Sizing up Cubs ahead of Wild Card Series

September 30th, 2020

CHICAGO -- The current Cubs core has pieced together one of the greatest stretches in the franchise's long, storied history. Even so, the players do not want the 2016 World Series title to be the only championship collected.

"You're never satisfied with just one," Cubs third baseman said. "You always want more, more. Sometimes it comes. Sometimes it doesn't. But, the group here is a really good group and a lot of talent, so I don't see why we couldn't put more rings on the board."

The Cubs clinched the 2020 National League Central crown -- the third division title in the past five years -- and will host the Marlins in a best-of-three Wild Card Series at Wrigley Field, starting Wednesday. That is step one to bringing another World Series title to the fans on the North Side.

"They feel like it's not done yet," Cubs president of baseball operations Theo Epstein said. "And that there's a great opportunity this year to add to their legacy, continue their legacy and continue to do remarkable things for the Chicago Cubs during this period of sustained success."

How do the Cubs advance out of the Wild Card Series?
One of the biggest reasons behind the Cubs' ability to hold steady atop the division this season was the reliable rotation duo of and . In this best-of-three format, they also give Chicago a potential edge for advancing to an NL Division Series.

"Those guys have our full faith and trust," Epstein said. "I think it changes the whole dynamic of how you're looking at that first round."

Darvish has been an ace dating back to the second half of last season, turning in a 2.40 ERA with 211 strikeouts and 21 walks in that span. His showing this season (2.01 ERA and an NL-leading 3.0 WAR, per FanGraphs) has him in the thick of the NL Cy Young Award discussion.

Hendricks does not boast the overpowering arsenal of Darvish, but rather he relies on precision, efficiency and weak contact. The righty spun a nine-inning shutout on Opening Day and never looked back, ending with 81 1/3 innings to go along with a 2.88 ERA.

Veteran lefty -- who has three World Series rings and a 2.51 ERA in 154 career playoff innings -- would likely take the ball for the Cubs if the series reached Game 3.

What does the blueprint for a championship run look like?
Pitching powered the Cubs throughout this season, so the expectation should remain that Chicago's arms will be the driving force for a deep October run. That said, pitching depth will be put to the test with no off-days in the NL Division Series and NL Championship Series rounds.

So the Cubs can't only rely on strong pitching for an entire month. What the North Siders really need is for their core group of star hitters to once again hit like stars.

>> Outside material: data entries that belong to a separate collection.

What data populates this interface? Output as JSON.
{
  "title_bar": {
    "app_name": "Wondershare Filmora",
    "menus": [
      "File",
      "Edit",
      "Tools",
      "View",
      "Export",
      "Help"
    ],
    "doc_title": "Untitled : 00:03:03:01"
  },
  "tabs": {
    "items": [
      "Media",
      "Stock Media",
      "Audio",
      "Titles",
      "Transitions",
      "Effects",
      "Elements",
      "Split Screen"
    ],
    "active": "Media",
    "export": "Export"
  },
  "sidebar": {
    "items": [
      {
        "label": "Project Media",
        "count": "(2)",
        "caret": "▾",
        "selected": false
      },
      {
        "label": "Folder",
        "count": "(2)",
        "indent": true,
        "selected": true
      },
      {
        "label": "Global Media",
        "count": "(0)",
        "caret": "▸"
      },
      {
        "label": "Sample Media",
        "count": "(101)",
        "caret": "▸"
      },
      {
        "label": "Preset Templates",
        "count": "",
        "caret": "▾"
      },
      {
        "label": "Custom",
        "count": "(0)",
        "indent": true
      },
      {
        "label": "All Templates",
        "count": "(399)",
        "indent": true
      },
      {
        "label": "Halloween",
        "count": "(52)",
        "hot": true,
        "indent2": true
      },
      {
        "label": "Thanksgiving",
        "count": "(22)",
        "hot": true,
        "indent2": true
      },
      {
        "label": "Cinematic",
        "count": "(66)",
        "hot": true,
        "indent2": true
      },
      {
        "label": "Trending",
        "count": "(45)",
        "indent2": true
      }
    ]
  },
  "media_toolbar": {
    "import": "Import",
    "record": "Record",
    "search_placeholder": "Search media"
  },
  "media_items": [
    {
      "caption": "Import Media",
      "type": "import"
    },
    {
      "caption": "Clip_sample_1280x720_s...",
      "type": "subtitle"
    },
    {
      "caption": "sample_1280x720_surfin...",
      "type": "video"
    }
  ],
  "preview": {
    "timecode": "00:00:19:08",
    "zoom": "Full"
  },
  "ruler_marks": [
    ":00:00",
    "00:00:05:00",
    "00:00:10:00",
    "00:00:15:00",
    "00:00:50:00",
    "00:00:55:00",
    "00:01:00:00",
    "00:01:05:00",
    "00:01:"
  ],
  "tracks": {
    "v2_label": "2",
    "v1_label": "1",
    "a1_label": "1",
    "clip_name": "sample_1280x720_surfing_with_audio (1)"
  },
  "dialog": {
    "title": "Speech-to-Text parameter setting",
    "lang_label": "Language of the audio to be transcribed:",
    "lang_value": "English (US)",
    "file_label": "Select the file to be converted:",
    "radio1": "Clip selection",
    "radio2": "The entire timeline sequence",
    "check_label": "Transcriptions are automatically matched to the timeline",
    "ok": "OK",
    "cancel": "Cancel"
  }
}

Having Bryant, , and getting hot like they can at the plate would completely shift the roster dynamic.

Darvish and Hendricks will have to keep on a roll at the top of the rotation, Lester will need to show his October experience and the back of the bullpen will require continued dominance from and . The blueprint is there, but the pitchers will need support.

What is one reason for concern?
The area to worry about is unquestionably the offense.

The Cubs finished the season with a .220/.318/.387 slash line and a 91 wRC+ as a team. They hit 74 home runs and were 14th in the NL in both contact rate (72.8 percent) and strikeout rate (25.7 percent). The struggles of Báez (57 wRC+), Bryant (76 wRC+) and Schwarber (90 wRC+) played a big role.

"I think we're the No. 1 team out of any team that's going to be in the postseason that's happy about everyone starting back at zero," Cubs second baseman Jason Kipnis said. "I've been preaching to the team -- it's what can be. Don't worry about what's already happened. That's already in the past. Let's worry about what's ahead of us."

The Cubs can at least head into October coming off a strong offensive showing in the final series against the White Sox. In the final three games, the North Siders scored 25 runs (after scoring 19 in the previous nine games) and hit nine homers (after hitting eight in the previous 18 games).

"We go into October looking at it as an opportunity," Epstein said. "What is the goal of our offensive group each day in October? It's to put up one more run than the opponent -- whatever that means."